The Foschini Group says it has concluded a sale agreement with Edcon for some of the stores and assets of Jet.
The Foschini Group (TFG) has reached an agreement with Edcon’s business rescue practitioners to buy some of its subsidiary Jet’s assets. The fashion retailer first announced over a month ago that it had made a R480 million offer to buy some 371 “commercially viable” Jet stores.
Edcon, which owns Edgars and Jet Stores, filed for voluntary business rescue in April after the nationwide lockdown exacerbated its already dire financial position. In June, its BRPs said the only way to save the company was through an “accelerated sale” of its divisions.
“TFG is pleased to announce that it has successfully negotiated and concluded a sale of assets agreement with Edcon and its Business Rescue Practitioners on 14 August 2020 and on principally the same terms as those set out in the conditional offer,” wrote the company in an announcement published on the Stock Exchange News Service on Monday.
TFG’s conditional offer provided for TFG to acquire the Jet brand, a minimum of 371 stores including a distribution centre located in Durban, as well as certain stores in Botswana, Lesotho, Namibia and Eswatini.
The offer also included the acquisition of at least R800 million worth of stock and property and equipment.
TFG said the sale of asset agreements in Botswana, Namibia, Lesotho and eSwatini stores has not yet been finalised, but is expected to be executed shortly. To conclude the acquisition, TFG is waiting on approval from competition authorities, amended lease terms from landlords, and confirmation from unsecured credit provider, RCS Cards, that it will continue providing credit for Jet customers.
“Based on the positive progress to date, the parties believe that the remaining conditions precedent could be fulfilled by the end of September 2020,” said the company.
Source: SA Commercial Prop News
As South Africa goes into a 21-day nation-wide lockdown, The Foschini Group – whose brands include Foschini Stores, @home, Markham, Totalsports and Sterns – has said it will stop rental payments because of the impact of the coronavirus outbreak.
This comes days after Edcon, SA’s second-biggest clothing retailer, said it may not be able to re-open after the 21-day lockdown.
The Foschini Group has 2 582 outlets across Africa which are now closed after President Cyril Ramaphosa ordered a three-week national shutdown from 27 March to combat the pandemic.

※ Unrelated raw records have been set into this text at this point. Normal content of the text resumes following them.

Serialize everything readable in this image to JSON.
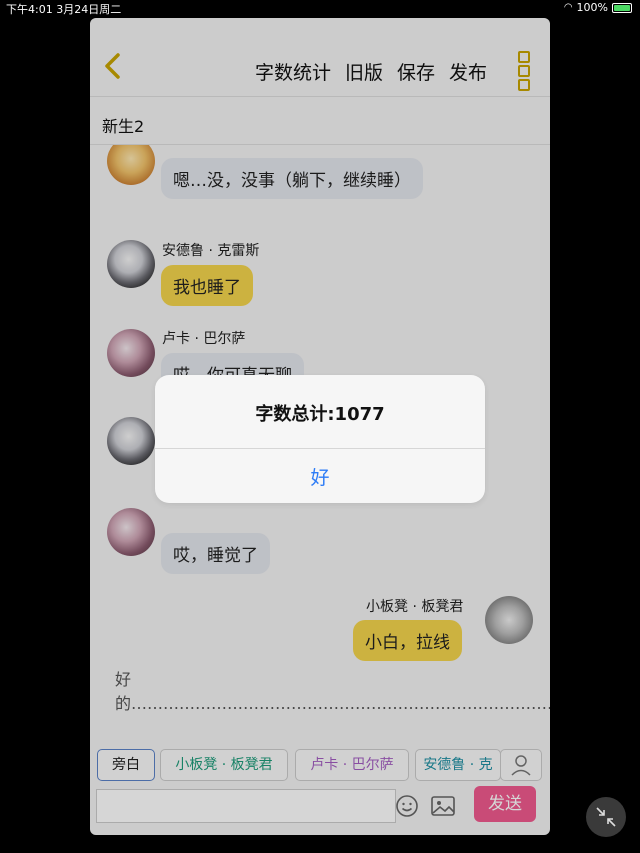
{
  "status_bar": {
    "time_date": "下午4:01  3月24日周二",
    "battery": "100%"
  },
  "toolbar": {
    "buttons": [
      "字数统计",
      "旧版",
      "保存",
      "发布"
    ]
  },
  "conversation": {
    "title": "新生2"
  },
  "messages": [
    {
      "speaker": "",
      "text": "嗯…没，没事（躺下，继续睡）"
    },
    {
      "speaker": "安德鲁 · 克雷斯",
      "text": "我也睡了"
    },
    {
      "speaker": "卢卡 · 巴尔萨",
      "text": "哎，你可真无聊"
    },
    {
      "speaker": "",
      "text": "哎，睡觉了"
    },
    {
      "speaker": "小板凳 · 板凳君",
      "text": "小白，拉线"
    }
  ],
  "draft_text": "好的…………………………………………………………………………………………",
  "roles": [
    "旁白",
    "小板凳 · 板凳君",
    "卢卡 · 巴尔萨",
    "安德鲁 · 克"
  ],
  "input": {
    "value": ""
  },
  "send_label": "发送",
  "alert": {
    "title": "字数总计:1077",
    "ok_label": "好"
  },
  "colors": {
    "accent": "#c7a400",
    "bubble_gray": "#e3e6ec",
    "bubble_yellow": "#f4d54d",
    "send": "#f05a8e",
    "alert_button": "#2d7cf6",
    "role_green": "#1e9b7a",
    "role_purple": "#a45ec2",
    "role_teal": "#1e8fa3"
  }
}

While essential services such as grocers, pharmacies, banks and gas stations are allowed to remain open, clothing retailers are not.
The Cape Town-based owner of Totalsports and American Swiss jewellery chains is also halting any planned expansion projects and will delay store refurbishments, TFG said in a letter to its landlords seen by Bloomberg and verified by the company.
“Once the situation normalises we will then be able to assess the full financial impact on the business and will engage with you further,” it said.
It is believer other retailers, big and small, are contemplating putting a stop to rental payments as business grinds to a halt.
Edcon, which had already been under financial strain, said what it’s experiencing is an indication of the challenge that many other businesses and the government will have to face after the shut down.
Although yet to recover from Edcon’s woes, retail landlords are set to face even more intense pressure as Walmart-owned Massmart announced recently the closure of 23 DionWired stores across the country.
TFG, which operates in South Africa, Australia and the UK, occupying space in major centres, went against the prevailing retail trend by producing positive trading updates in a difficult economy. The group pushed up turnover 5.9% for the nine months to 28 December 2019, compared to the corresponding period in 2018.
Coronavirus crisis in South Africa
As of Wednesday, South Africa has 1 353 cases with 5 fatalities.
Globally, coronavirus cases have reached 859 032 cases, with 42 322 deaths recorded.
South Africa is also facing additional headwinds after ratings firm Moody’s downgraded the country’s credit rating to below investment grade.
Moody’s downgraded South Africa’s long term foreign and local currency debt ratings from Baa3 to Ba1 with a negative outlook.